Residents should profit from exposing public fraud, Republican panel told

//September 18, 2009

Residents should profit from exposing public fraud, Republican panel told

//September 18, 2009

Hearing covers topics from elected auditor general to improved whistleblower protection.New Jersey should have a law allowing residents to recover damages from fraud that they uncover, a retired resident from the Basking Ridge section of Bernards told an Assembly Republican committee that on Wednesday held its second hearing on corruption.

The Republican Policy Committee also heard proposals from the mayor of Franklin Township, in Somerset County, and a former police officer who exposed corruption in West New York.

Douglas Wicks, of Basking Ridge, said he learned from working on fraud in school roofing with the State Commission of Investigation in the 1990s that New Jersey needs a version of the federal False Claims Act, in which those who identify fraud can financially benefit from it.

Wicks also said elected officials should only be able to receive campaign donations from people who are eligible to vote for them, which would bar corporations and unions from giving money.

Rich Rivera, a former West New York police officer, said he lost his job after he exposed corruption. He said state and local authorities fail to pursue corruption effectively, and added that a better system to protect whistleblowers should be put in place.

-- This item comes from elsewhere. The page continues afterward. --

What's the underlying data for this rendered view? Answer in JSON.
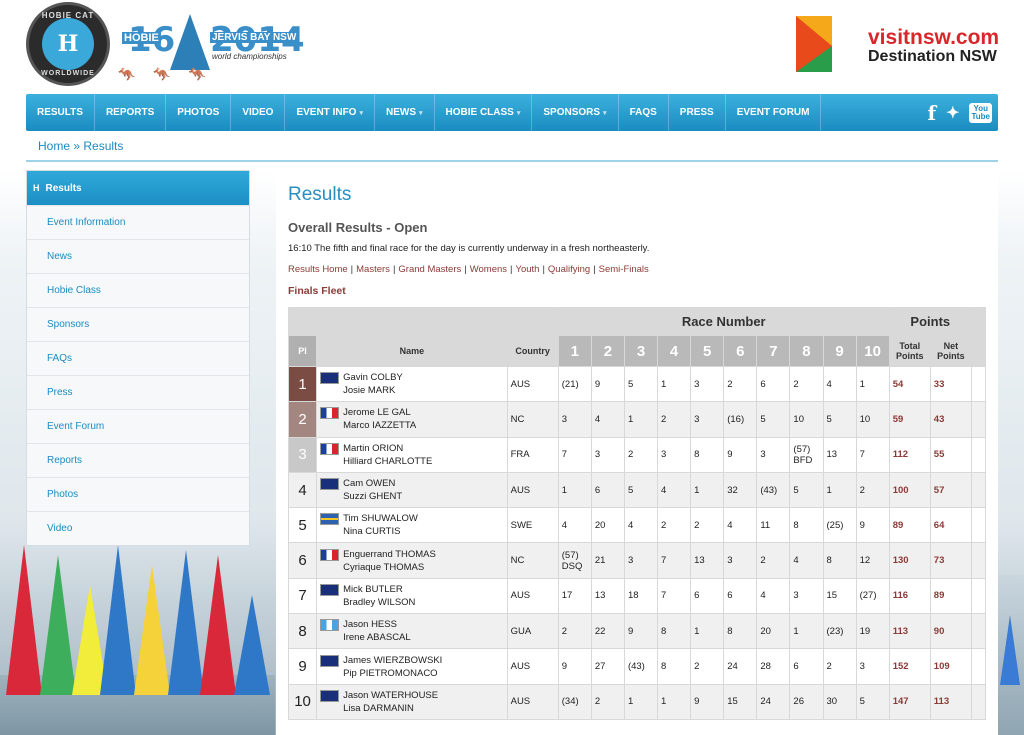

“I’ve been blacklisted from public employment, police work,” he said.

Gregg Edwards, president of the Center for Policy Research of New Jersey, said the state should have an elected comptroller, who would be elected in a different year than the governor.

His proposal differed from one discussed by the committee at its first meeting, when members proposed a nonpartisan auditor general. Edwards said the position shouldn’t be nonpartisan, because few people vote in the May nonpartisan local elections.

Edwards also said the Legislature should require all new programs to be measured for effectiveness, and to have an end date that would require them to be reviewed.

Rutgers Business School professor Wayne Eastman said corruption leads to inefficiency in government, while Franklin Mayor Brian D. Levine said municipalities are given too much room to pick redevelopment projects, so that an official’s “friend can get a nice plum project, complete with eminent domain.”

Levine also said state Council on Affordable Housing rules allow developers to force through projects that are not the best use of land, which he described as a form of “legal corruption.”

Assemblyman Jon M. Bramnick(R-Westfield), the committee chairman, agreed that legal corruption through the influence of money in politics occurs.

E-mail Andrew Kitchenman at [email protected]